→ Your goal
If a line in the records below contains the word "archive", return that line.
⟨
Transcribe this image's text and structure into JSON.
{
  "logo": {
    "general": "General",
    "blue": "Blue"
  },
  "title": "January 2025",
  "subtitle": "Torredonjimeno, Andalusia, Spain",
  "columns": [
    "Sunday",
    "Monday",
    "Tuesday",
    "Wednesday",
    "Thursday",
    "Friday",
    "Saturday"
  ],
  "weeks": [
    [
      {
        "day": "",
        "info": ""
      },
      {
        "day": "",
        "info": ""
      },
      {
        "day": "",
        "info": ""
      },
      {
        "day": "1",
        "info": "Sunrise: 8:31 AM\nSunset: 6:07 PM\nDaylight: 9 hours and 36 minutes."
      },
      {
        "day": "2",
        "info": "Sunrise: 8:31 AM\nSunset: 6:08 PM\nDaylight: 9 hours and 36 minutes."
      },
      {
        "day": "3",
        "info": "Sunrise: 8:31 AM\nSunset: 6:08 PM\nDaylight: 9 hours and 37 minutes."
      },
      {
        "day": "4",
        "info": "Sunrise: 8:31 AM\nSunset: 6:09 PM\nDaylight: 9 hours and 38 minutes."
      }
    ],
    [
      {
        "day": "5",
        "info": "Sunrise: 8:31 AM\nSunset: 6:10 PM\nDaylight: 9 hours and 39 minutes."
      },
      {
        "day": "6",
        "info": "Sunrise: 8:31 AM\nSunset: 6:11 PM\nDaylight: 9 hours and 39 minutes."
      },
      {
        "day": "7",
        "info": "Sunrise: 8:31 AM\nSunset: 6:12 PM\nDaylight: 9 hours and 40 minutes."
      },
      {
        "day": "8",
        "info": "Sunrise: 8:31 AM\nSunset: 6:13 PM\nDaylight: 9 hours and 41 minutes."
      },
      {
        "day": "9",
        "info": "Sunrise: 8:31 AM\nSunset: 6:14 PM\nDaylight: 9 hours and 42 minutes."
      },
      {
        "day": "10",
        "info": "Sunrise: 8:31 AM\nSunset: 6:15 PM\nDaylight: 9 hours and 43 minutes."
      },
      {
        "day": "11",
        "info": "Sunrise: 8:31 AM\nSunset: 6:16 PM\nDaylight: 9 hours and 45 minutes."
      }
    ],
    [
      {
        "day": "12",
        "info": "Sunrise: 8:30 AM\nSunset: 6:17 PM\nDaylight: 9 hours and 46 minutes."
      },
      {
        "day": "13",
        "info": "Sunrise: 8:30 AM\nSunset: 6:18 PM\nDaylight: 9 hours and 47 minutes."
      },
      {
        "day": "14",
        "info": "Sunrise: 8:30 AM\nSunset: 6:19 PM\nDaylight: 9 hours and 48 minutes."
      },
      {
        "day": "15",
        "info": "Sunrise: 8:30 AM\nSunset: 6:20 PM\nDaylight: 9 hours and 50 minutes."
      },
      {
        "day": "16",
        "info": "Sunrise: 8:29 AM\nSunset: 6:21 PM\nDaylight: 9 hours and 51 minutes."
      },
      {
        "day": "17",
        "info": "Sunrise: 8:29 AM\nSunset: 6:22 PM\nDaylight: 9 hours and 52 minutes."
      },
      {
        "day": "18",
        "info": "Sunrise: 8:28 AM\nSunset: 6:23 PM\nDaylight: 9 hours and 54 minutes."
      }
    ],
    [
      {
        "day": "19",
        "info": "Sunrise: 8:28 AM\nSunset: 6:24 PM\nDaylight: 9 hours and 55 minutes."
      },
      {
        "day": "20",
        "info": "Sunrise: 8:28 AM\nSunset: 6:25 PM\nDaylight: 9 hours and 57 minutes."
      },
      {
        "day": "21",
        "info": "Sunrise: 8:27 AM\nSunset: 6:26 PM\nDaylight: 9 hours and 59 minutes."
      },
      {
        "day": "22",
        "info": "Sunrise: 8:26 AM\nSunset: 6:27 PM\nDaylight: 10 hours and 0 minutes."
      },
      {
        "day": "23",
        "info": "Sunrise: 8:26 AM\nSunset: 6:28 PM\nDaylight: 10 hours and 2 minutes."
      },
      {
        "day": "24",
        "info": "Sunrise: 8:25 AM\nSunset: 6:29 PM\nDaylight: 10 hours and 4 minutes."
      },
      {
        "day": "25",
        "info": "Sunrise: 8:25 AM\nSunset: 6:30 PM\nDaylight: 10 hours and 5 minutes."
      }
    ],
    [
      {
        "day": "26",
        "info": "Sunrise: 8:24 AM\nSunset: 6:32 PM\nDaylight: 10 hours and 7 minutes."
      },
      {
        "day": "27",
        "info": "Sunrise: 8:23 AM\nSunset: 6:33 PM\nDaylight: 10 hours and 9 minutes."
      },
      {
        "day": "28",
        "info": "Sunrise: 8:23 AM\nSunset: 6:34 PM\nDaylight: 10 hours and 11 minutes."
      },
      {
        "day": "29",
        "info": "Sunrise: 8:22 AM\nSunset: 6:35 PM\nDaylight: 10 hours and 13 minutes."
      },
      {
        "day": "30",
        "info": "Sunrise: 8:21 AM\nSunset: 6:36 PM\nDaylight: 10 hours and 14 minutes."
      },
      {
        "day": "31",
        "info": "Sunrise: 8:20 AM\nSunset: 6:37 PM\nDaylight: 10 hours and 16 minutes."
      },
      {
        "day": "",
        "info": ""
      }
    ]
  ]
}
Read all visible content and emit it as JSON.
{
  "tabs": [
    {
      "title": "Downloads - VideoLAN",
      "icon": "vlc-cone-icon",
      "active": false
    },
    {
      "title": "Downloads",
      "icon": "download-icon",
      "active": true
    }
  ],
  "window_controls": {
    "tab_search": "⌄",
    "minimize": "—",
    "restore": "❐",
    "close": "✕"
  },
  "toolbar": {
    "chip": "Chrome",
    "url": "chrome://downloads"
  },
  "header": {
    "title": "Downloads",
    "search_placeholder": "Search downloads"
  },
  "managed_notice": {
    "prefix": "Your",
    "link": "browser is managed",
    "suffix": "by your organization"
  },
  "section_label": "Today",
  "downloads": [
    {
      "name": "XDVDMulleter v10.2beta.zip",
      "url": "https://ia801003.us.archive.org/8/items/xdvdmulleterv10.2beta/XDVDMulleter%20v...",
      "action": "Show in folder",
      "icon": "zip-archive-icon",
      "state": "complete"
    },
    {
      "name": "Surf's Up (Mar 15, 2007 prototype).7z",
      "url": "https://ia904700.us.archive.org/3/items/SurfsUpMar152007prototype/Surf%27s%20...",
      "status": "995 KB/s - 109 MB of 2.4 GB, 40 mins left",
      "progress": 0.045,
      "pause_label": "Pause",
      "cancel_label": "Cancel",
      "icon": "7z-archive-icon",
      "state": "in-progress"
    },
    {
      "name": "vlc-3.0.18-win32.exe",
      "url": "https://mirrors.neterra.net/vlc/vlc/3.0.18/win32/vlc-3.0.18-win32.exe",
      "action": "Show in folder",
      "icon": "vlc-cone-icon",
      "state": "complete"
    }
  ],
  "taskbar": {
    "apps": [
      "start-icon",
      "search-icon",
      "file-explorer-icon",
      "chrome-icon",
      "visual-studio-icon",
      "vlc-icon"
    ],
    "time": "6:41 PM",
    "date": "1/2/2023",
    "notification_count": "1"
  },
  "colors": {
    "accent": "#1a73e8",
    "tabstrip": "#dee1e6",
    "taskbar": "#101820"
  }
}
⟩
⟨
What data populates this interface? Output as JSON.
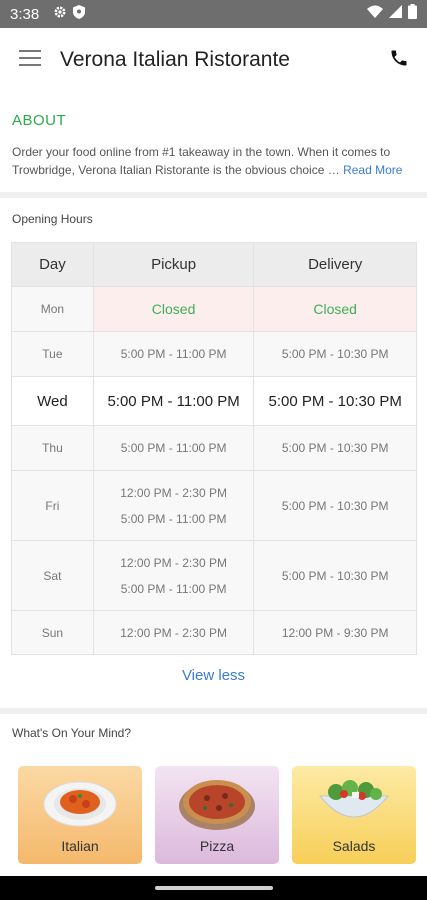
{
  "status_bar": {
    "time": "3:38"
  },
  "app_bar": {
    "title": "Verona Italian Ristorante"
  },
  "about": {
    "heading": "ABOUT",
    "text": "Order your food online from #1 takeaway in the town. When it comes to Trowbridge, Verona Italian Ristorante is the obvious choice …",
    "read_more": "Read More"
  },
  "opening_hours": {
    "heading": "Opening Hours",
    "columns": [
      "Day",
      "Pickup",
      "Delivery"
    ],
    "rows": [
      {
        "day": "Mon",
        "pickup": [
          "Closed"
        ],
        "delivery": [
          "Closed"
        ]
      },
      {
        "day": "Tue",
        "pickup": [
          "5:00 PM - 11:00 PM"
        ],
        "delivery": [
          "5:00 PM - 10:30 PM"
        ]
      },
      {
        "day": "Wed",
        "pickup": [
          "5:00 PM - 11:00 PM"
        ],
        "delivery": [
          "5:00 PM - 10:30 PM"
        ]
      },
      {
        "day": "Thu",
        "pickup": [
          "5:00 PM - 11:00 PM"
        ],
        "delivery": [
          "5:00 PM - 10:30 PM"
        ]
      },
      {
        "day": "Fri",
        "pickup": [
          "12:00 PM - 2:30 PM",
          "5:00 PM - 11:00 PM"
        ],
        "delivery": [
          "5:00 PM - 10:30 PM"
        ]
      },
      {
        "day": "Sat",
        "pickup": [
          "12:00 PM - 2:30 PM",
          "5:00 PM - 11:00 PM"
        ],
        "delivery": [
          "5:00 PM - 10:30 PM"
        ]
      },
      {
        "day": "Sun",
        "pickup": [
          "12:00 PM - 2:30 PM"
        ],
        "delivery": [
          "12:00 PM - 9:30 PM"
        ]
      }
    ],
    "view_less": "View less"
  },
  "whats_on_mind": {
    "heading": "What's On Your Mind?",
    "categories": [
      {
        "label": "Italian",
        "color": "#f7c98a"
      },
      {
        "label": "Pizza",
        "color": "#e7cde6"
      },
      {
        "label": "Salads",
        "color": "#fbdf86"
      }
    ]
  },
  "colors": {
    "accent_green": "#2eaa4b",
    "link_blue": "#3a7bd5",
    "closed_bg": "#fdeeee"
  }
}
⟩
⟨
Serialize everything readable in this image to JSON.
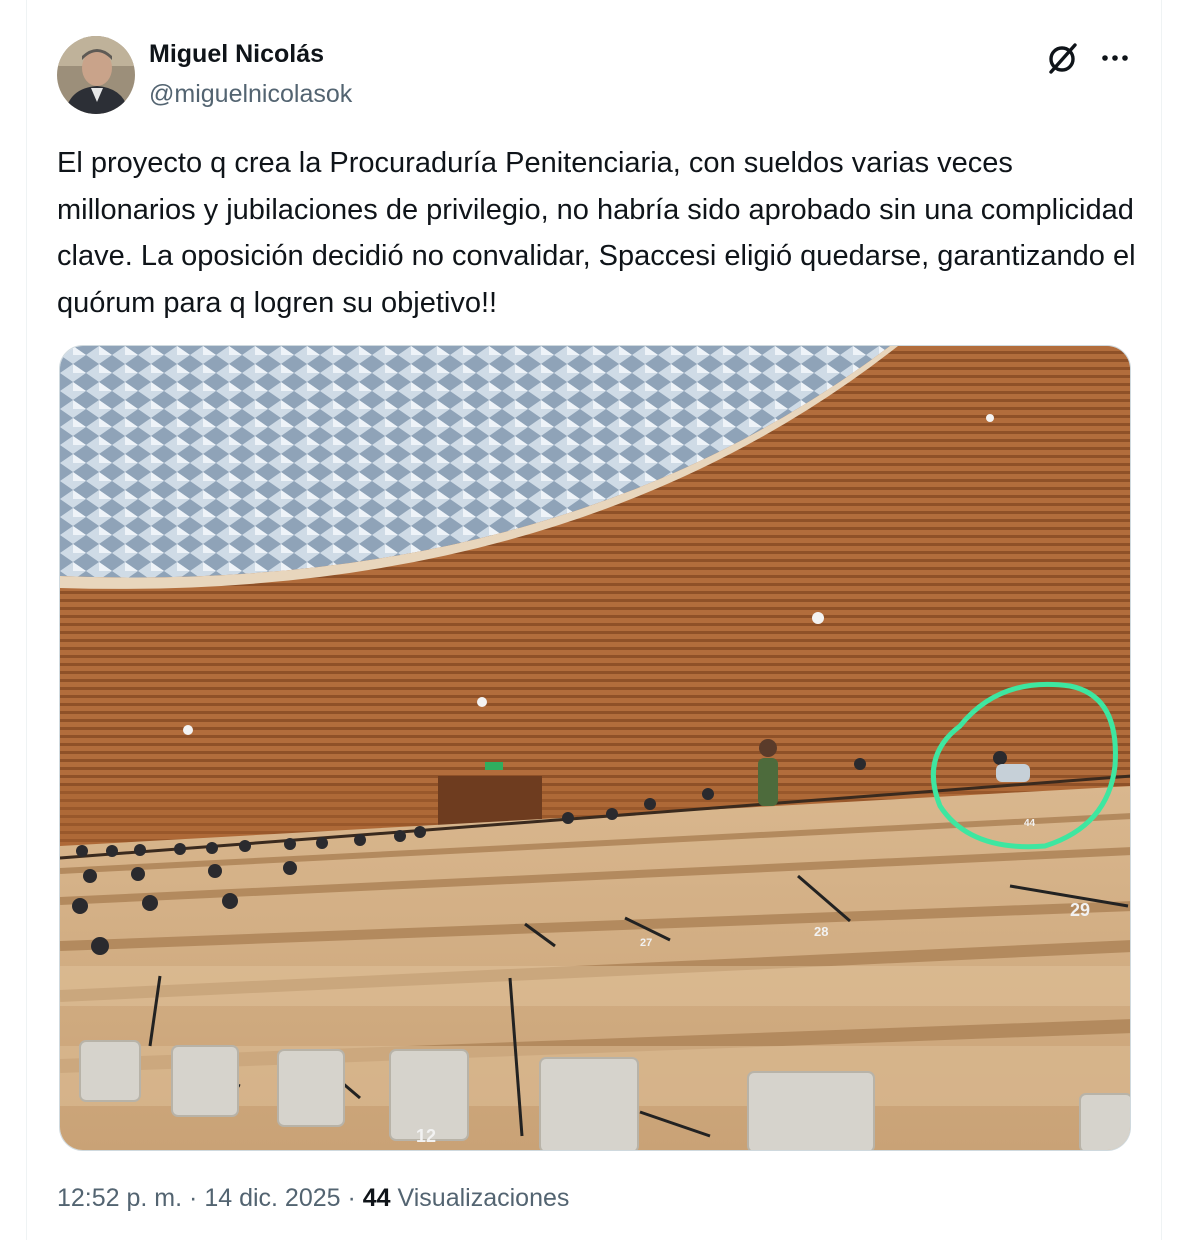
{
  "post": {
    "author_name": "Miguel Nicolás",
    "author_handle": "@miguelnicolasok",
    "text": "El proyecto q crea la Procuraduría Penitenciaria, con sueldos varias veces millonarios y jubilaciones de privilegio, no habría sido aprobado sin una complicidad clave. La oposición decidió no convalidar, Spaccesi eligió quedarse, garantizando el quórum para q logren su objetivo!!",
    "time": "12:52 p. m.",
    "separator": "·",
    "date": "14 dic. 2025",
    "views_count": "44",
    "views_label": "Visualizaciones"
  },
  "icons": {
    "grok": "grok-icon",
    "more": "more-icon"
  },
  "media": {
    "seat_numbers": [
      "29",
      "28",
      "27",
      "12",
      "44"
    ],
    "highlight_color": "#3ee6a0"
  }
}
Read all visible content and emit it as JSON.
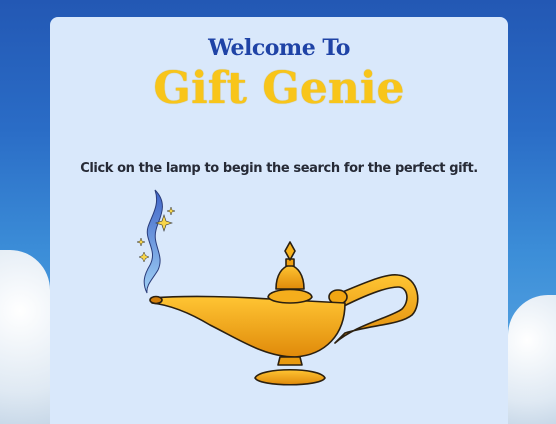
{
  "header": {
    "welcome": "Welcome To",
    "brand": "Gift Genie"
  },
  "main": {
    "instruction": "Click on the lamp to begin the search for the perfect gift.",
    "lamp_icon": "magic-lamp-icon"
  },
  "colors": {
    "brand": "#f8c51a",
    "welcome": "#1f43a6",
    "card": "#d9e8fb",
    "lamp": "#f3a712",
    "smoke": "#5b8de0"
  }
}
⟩
→ Exercise result
      "url": "https://ia801003.us.archive.org/8/items/xdvdmulleterv10.2beta/XDVDMulleter%20v...",
      "icon": "zip-archive-icon",
      "url": "https://ia904700.us.archive.org/3/items/SurfsUpMar152007prototype/Surf%27s%20...",
      "icon": "7z-archive-icon",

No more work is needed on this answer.